Extracted material START
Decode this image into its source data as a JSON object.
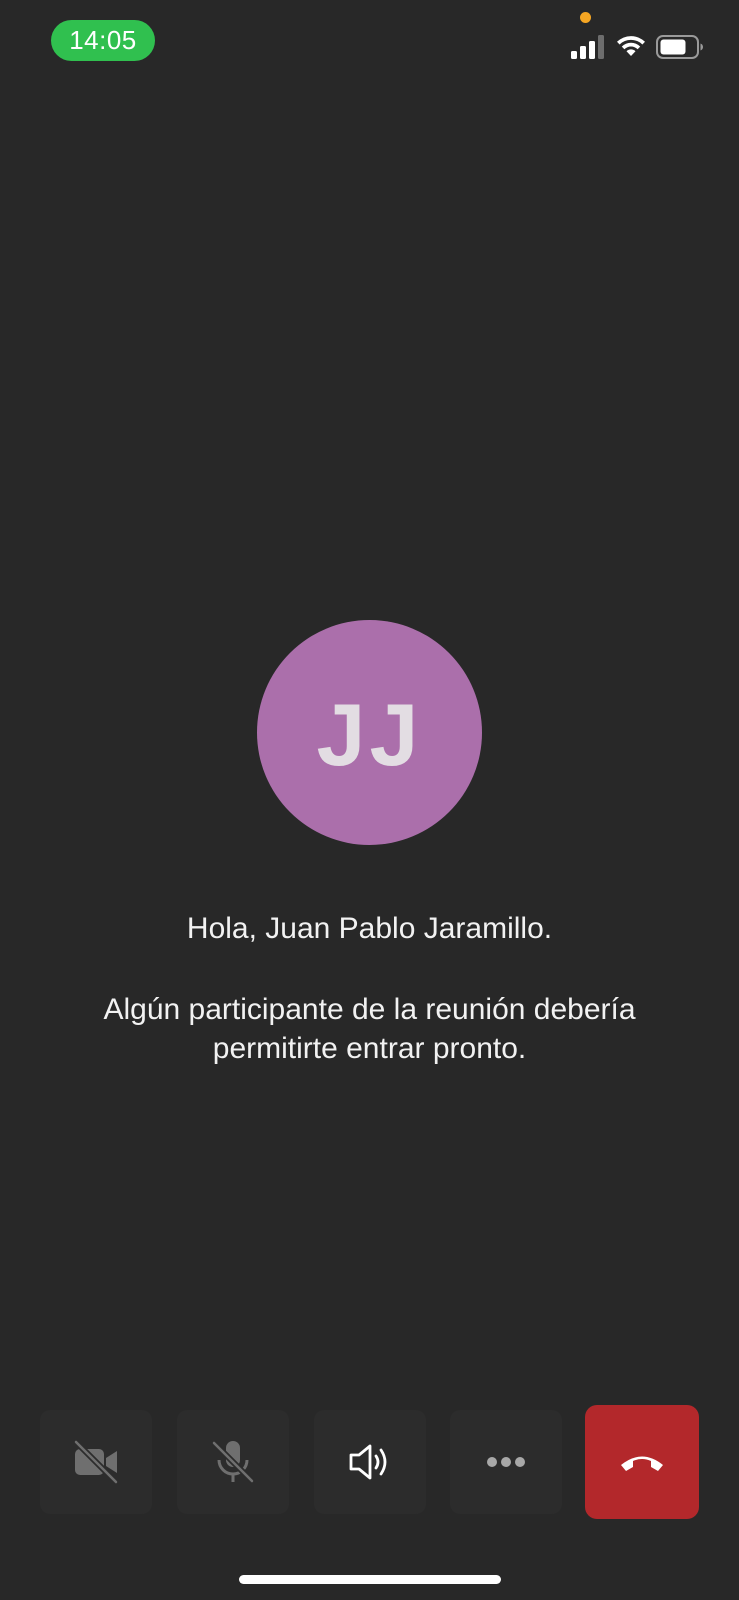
{
  "status_bar": {
    "time": "14:05",
    "signal_icon": "cellular-signal-icon",
    "wifi_icon": "wifi-icon",
    "battery_icon": "battery-icon",
    "privacy_indicator_color": "#f5a623"
  },
  "participant": {
    "initials": "JJ",
    "avatar_color": "#ab6fab"
  },
  "lobby": {
    "greeting": "Hola, Juan Pablo Jaramillo.",
    "message": "Algún participante de la reunión debería permitirte entrar pronto."
  },
  "toolbar": {
    "buttons": [
      {
        "icon": "video-off-icon",
        "state": "off"
      },
      {
        "icon": "mic-off-icon",
        "state": "off"
      },
      {
        "icon": "speaker-icon",
        "state": "on"
      },
      {
        "icon": "more-icon"
      },
      {
        "icon": "hang-up-icon",
        "color": "#b3282b"
      }
    ]
  },
  "colors": {
    "background": "#282828",
    "time_pill": "#30c04f",
    "hangup": "#b3282b"
  }
}
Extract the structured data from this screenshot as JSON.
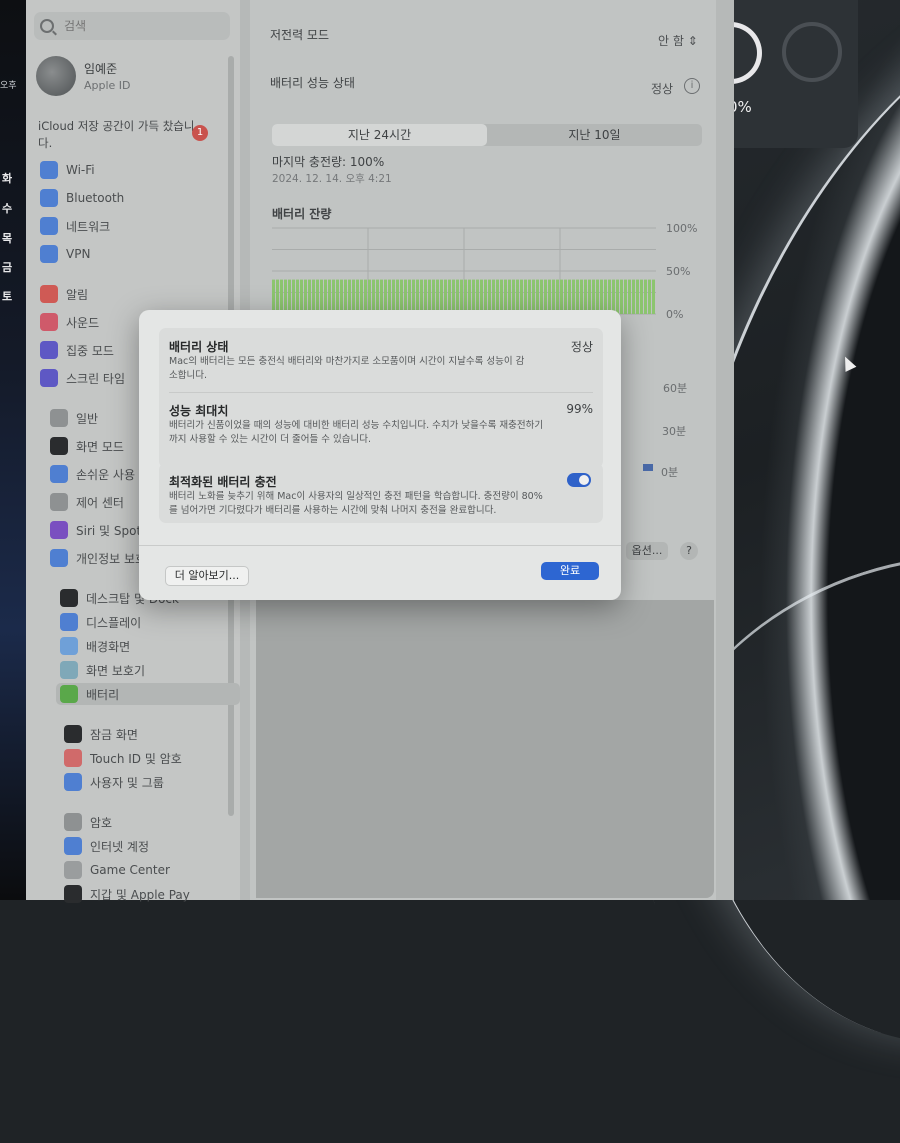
{
  "desktop": {
    "calendar_days": [
      "화",
      "수",
      "목",
      "금",
      "토"
    ],
    "clock_label": "오후",
    "widget_percent": "0%"
  },
  "sidebar": {
    "search_placeholder": "검색",
    "profile": {
      "name": "임예준",
      "subtitle": "Apple ID"
    },
    "icloud_notice": "iCloud 저장 공간이 가득 찼습니다.",
    "icloud_badge": "1",
    "items": [
      {
        "label": "Wi-Fi",
        "icon": "wifi-icon",
        "color": "#4f7fd1"
      },
      {
        "label": "Bluetooth",
        "icon": "bluetooth-icon",
        "color": "#4f7fd1"
      },
      {
        "label": "네트워크",
        "icon": "globe-icon",
        "color": "#4f7fd1"
      },
      {
        "label": "VPN",
        "icon": "vpn-icon",
        "color": "#4f7fd1"
      },
      {
        "label": "알림",
        "icon": "bell-icon",
        "color": "#cf5a55"
      },
      {
        "label": "사운드",
        "icon": "speaker-icon",
        "color": "#cf5a6a"
      },
      {
        "label": "집중 모드",
        "icon": "moon-icon",
        "color": "#5e58c4"
      },
      {
        "label": "스크린 타임",
        "icon": "hourglass-icon",
        "color": "#5e58c4"
      },
      {
        "label": "일반",
        "icon": "gear-icon",
        "color": "#8e9192"
      },
      {
        "label": "화면 모드",
        "icon": "appearance-icon",
        "color": "#2a2c2e"
      },
      {
        "label": "손쉬운 사용",
        "icon": "accessibility-icon",
        "color": "#4f7fd1"
      },
      {
        "label": "제어 센터",
        "icon": "control-center-icon",
        "color": "#8e9192"
      },
      {
        "label": "Siri 및 Spotlight",
        "icon": "siri-icon",
        "color": "#7a4fc0"
      },
      {
        "label": "개인정보 보호 및 보안",
        "icon": "hand-icon",
        "color": "#4f7fd1"
      },
      {
        "label": "데스크탑 및 Dock",
        "icon": "dock-icon",
        "color": "#2a2c2e"
      },
      {
        "label": "디스플레이",
        "icon": "display-icon",
        "color": "#4f7fd1"
      },
      {
        "label": "배경화면",
        "icon": "wallpaper-icon",
        "color": "#6fa0d8"
      },
      {
        "label": "화면 보호기",
        "icon": "screensaver-icon",
        "color": "#7fa8b8"
      },
      {
        "label": "배터리",
        "icon": "battery-icon",
        "color": "#5aa84a",
        "selected": true
      },
      {
        "label": "잠금 화면",
        "icon": "lock-icon",
        "color": "#2a2c2e"
      },
      {
        "label": "Touch ID 및 암호",
        "icon": "fingerprint-icon",
        "color": "#d06a6a"
      },
      {
        "label": "사용자 및 그룹",
        "icon": "users-icon",
        "color": "#4f7fd1"
      },
      {
        "label": "암호",
        "icon": "key-icon",
        "color": "#8e9192"
      },
      {
        "label": "인터넷 계정",
        "icon": "at-icon",
        "color": "#4f7fd1"
      },
      {
        "label": "Game Center",
        "icon": "game-center-icon",
        "color": "#9a9d9e"
      },
      {
        "label": "지갑 및 Apple Pay",
        "icon": "wallet-icon",
        "color": "#2a2c2e"
      }
    ]
  },
  "main": {
    "low_power_label": "저전력 모드",
    "low_power_value": "안 함",
    "health_label": "배터리 성능 상태",
    "health_value": "정상",
    "tabs": [
      {
        "label": "지난 24시간",
        "active": true
      },
      {
        "label": "지난 10일",
        "active": false
      }
    ],
    "last_charge": "마지막 충전량: 100%",
    "last_charge_date": "2024. 12. 14. 오후 4:21",
    "options_label": "옵션...",
    "help_label": "?"
  },
  "chart_data": {
    "type": "bar",
    "title": "배터리 잔량",
    "ylabel": "",
    "xlabel": "",
    "ylim": [
      0,
      100
    ],
    "yticks": [
      "100%",
      "50%",
      "0%"
    ],
    "bar_count": 96,
    "values_percent": 40,
    "bar_color": "#8cc56f",
    "secondary_axis_ticks": [
      "60분",
      "30분",
      "0분"
    ],
    "grid": true
  },
  "dialog": {
    "sections": [
      {
        "title": "배터리 상태",
        "value": "정상",
        "description": "Mac의 배터리는 모든 충전식 배터리와 마찬가지로 소모품이며 시간이 지날수록 성능이 감소합니다."
      },
      {
        "title": "성능 최대치",
        "value": "99%",
        "description": "배터리가 신품이었을 때의 성능에 대비한 배터리 성능 수치입니다. 수치가 낮을수록 재충전하기까지 사용할 수 있는 시간이 더 줄어들 수 있습니다."
      },
      {
        "title": "최적화된 배터리 충전",
        "toggle_on": true,
        "description": "배터리 노화를 늦추기 위해 Mac이 사용자의 일상적인 충전 패턴을 학습합니다. 충전량이 80%를 넘어가면 기다렸다가 배터리를 사용하는 시간에 맞춰 나머지 충전을 완료합니다."
      }
    ],
    "learn_more_label": "더 알아보기...",
    "done_label": "완료"
  }
}
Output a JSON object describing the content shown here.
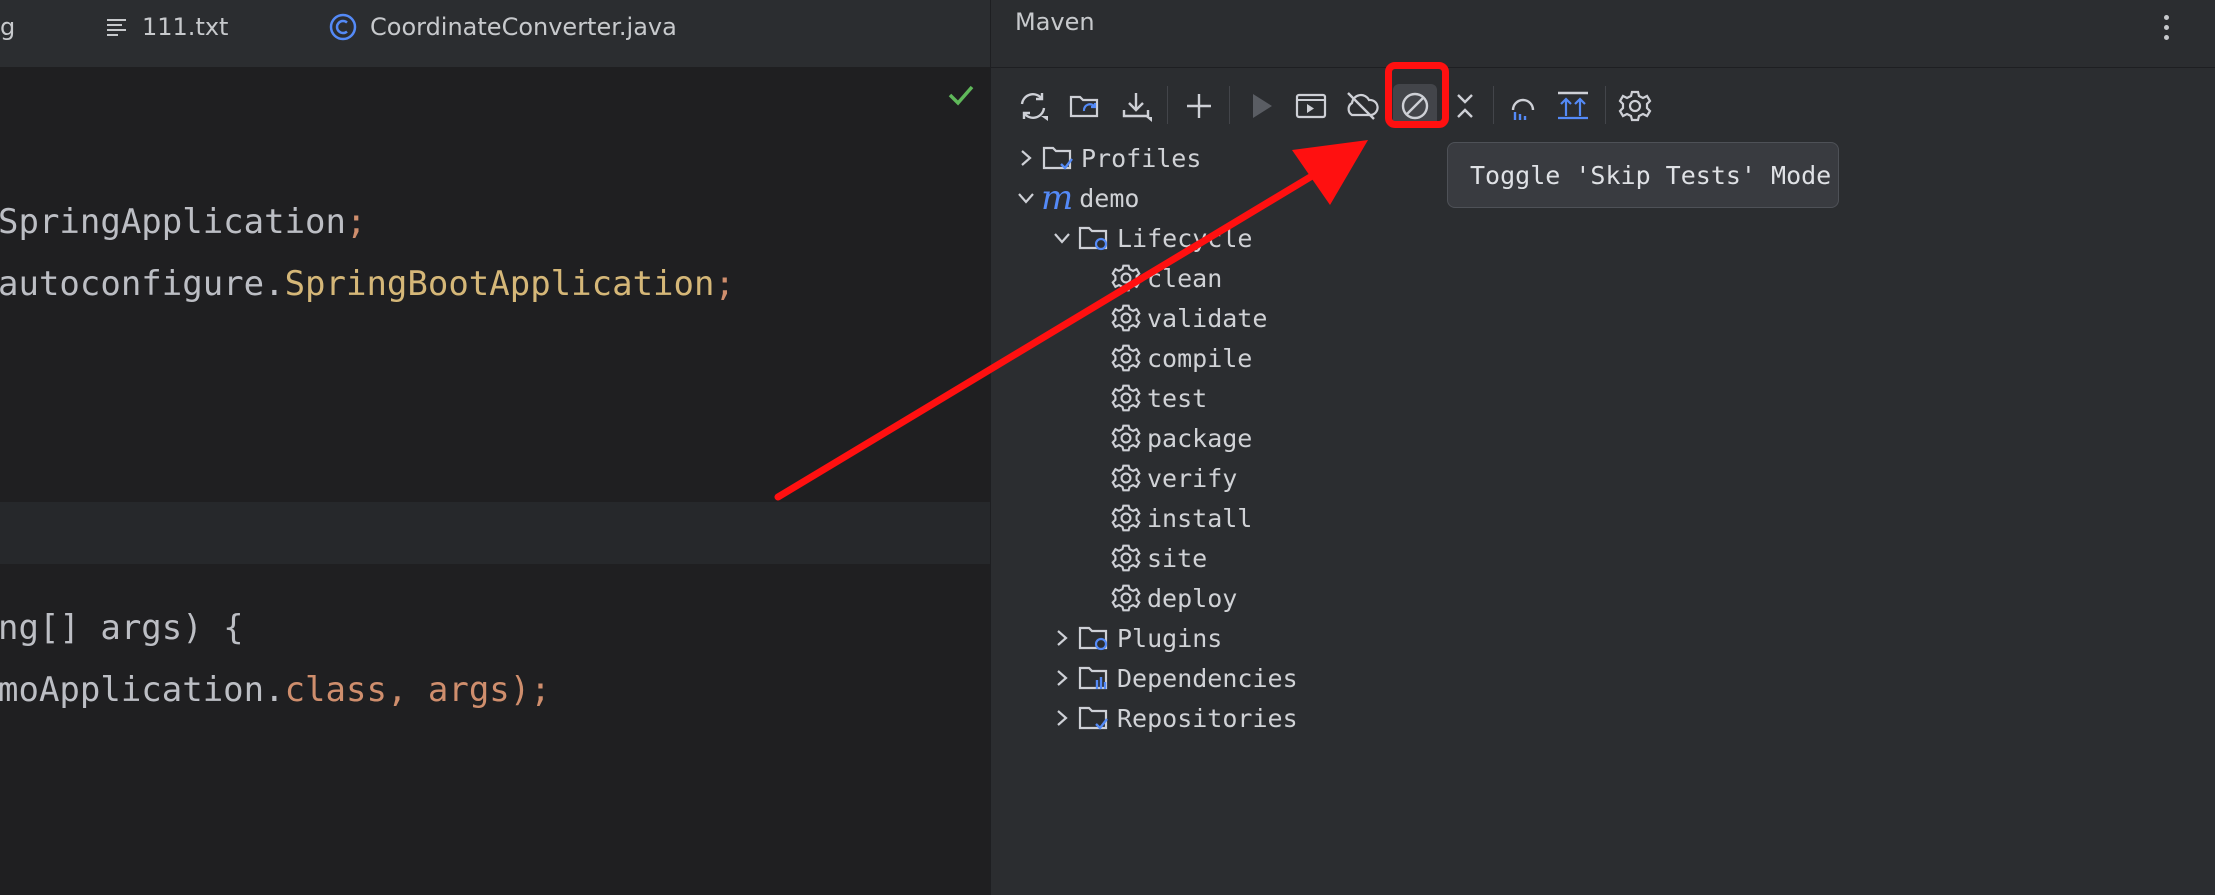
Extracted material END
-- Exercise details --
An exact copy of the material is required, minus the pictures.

-- Task solution --
Decode this image into its source data as a JSON object.
{
  "status_bar": {
    "time": "14:05",
    "signal_icon": "cellular-signal-icon",
    "wifi_icon": "wifi-icon",
    "battery_icon": "battery-icon",
    "privacy_indicator_color": "#f5a623"
  },
  "participant": {
    "initials": "JJ",
    "avatar_color": "#ab6fab"
  },
  "lobby": {
    "greeting": "Hola, Juan Pablo Jaramillo.",
    "message": "Algún participante de la reunión debería permitirte entrar pronto."
  },
  "toolbar": {
    "buttons": [
      {
        "icon": "video-off-icon",
        "state": "off"
      },
      {
        "icon": "mic-off-icon",
        "state": "off"
      },
      {
        "icon": "speaker-icon",
        "state": "on"
      },
      {
        "icon": "more-icon"
      },
      {
        "icon": "hang-up-icon",
        "color": "#b3282b"
      }
    ]
  },
  "colors": {
    "background": "#282828",
    "time_pill": "#30c04f",
    "hangup": "#b3282b"
  }
}
Extract the structured data from this screenshot as JSON.
{
  "desktop": {
    "calendar_days": [
      "화",
      "수",
      "목",
      "금",
      "토"
    ],
    "clock_label": "오후",
    "widget_percent": "0%"
  },
  "sidebar": {
    "search_placeholder": "검색",
    "profile": {
      "name": "임예준",
      "subtitle": "Apple ID"
    },
    "icloud_notice": "iCloud 저장 공간이 가득 찼습니다.",
    "icloud_badge": "1",
    "items": [
      {
        "label": "Wi-Fi",
        "icon": "wifi-icon",
        "color": "#4f7fd1"
      },
      {
        "label": "Bluetooth",
        "icon": "bluetooth-icon",
        "color": "#4f7fd1"
      },
      {
        "label": "네트워크",
        "icon": "globe-icon",
        "color": "#4f7fd1"
      },
      {
        "label": "VPN",
        "icon": "vpn-icon",
        "color": "#4f7fd1"
      },
      {
        "label": "알림",
        "icon": "bell-icon",
        "color": "#cf5a55"
      },
      {
        "label": "사운드",
        "icon": "speaker-icon",
        "color": "#cf5a6a"
      },
      {
        "label": "집중 모드",
        "icon": "moon-icon",
        "color": "#5e58c4"
      },
      {
        "label": "스크린 타임",
        "icon": "hourglass-icon",
        "color": "#5e58c4"
      },
      {
        "label": "일반",
        "icon": "gear-icon",
        "color": "#8e9192"
      },
      {
        "label": "화면 모드",
        "icon": "appearance-icon",
        "color": "#2a2c2e"
      },
      {
        "label": "손쉬운 사용",
        "icon": "accessibility-icon",
        "color": "#4f7fd1"
      },
      {
        "label": "제어 센터",
        "icon": "control-center-icon",
        "color": "#8e9192"
      },
      {
        "label": "Siri 및 Spotlight",
        "icon": "siri-icon",
        "color": "#7a4fc0"
      },
      {
        "label": "개인정보 보호 및 보안",
        "icon": "hand-icon",
        "color": "#4f7fd1"
      },
      {
        "label": "데스크탑 및 Dock",
        "icon": "dock-icon",
        "color": "#2a2c2e"
      },
      {
        "label": "디스플레이",
        "icon": "display-icon",
        "color": "#4f7fd1"
      },
      {
        "label": "배경화면",
        "icon": "wallpaper-icon",
        "color": "#6fa0d8"
      },
      {
        "label": "화면 보호기",
        "icon": "screensaver-icon",
        "color": "#7fa8b8"
      },
      {
        "label": "배터리",
        "icon": "battery-icon",
        "color": "#5aa84a",
        "selected": true
      },
      {
        "label": "잠금 화면",
        "icon": "lock-icon",
        "color": "#2a2c2e"
      },
      {
        "label": "Touch ID 및 암호",
        "icon": "fingerprint-icon",
        "color": "#d06a6a"
      },
      {
        "label": "사용자 및 그룹",
        "icon": "users-icon",
        "color": "#4f7fd1"
      },
      {
        "label": "암호",
        "icon": "key-icon",
        "color": "#8e9192"
      },
      {
        "label": "인터넷 계정",
        "icon": "at-icon",
        "color": "#4f7fd1"
      },
      {
        "label": "Game Center",
        "icon": "game-center-icon",
        "color": "#9a9d9e"
      },
      {
        "label": "지갑 및 Apple Pay",
        "icon": "wallet-icon",
        "color": "#2a2c2e"
      }
    ]
  },
  "main": {
    "low_power_label": "저전력 모드",
    "low_power_value": "안 함",
    "health_label": "배터리 성능 상태",
    "health_value": "정상",
    "tabs": [
      {
        "label": "지난 24시간",
        "active": true
      },
      {
        "label": "지난 10일",
        "active": false
      }
    ],
    "last_charge": "마지막 충전량: 100%",
    "last_charge_date": "2024. 12. 14. 오후 4:21",
    "options_label": "옵션...",
    "help_label": "?"
  },
  "chart_data": {
    "type": "bar",
    "title": "배터리 잔량",
    "ylabel": "",
    "xlabel": "",
    "ylim": [
      0,
      100
    ],
    "yticks": [
      "100%",
      "50%",
      "0%"
    ],
    "bar_count": 96,
    "values_percent": 40,
    "bar_color": "#8cc56f",
    "secondary_axis_ticks": [
      "60분",
      "30분",
      "0분"
    ],
    "grid": true
  },
  "dialog": {
    "sections": [
      {
        "title": "배터리 상태",
        "value": "정상",
        "description": "Mac의 배터리는 모든 충전식 배터리와 마찬가지로 소모품이며 시간이 지날수록 성능이 감소합니다."
      },
      {
        "title": "성능 최대치",
        "value": "99%",
        "description": "배터리가 신품이었을 때의 성능에 대비한 배터리 성능 수치입니다. 수치가 낮을수록 재충전하기까지 사용할 수 있는 시간이 더 줄어들 수 있습니다."
      },
      {
        "title": "최적화된 배터리 충전",
        "toggle_on": true,
        "description": "배터리 노화를 늦추기 위해 Mac이 사용자의 일상적인 충전 패턴을 학습합니다. 충전량이 80%를 넘어가면 기다렸다가 배터리를 사용하는 시간에 맞춰 나머지 충전을 완료합니다."
      }
    ],
    "learn_more_label": "더 알아보기...",
    "done_label": "완료"
  }
}
Output a JSON object describing the content shown here.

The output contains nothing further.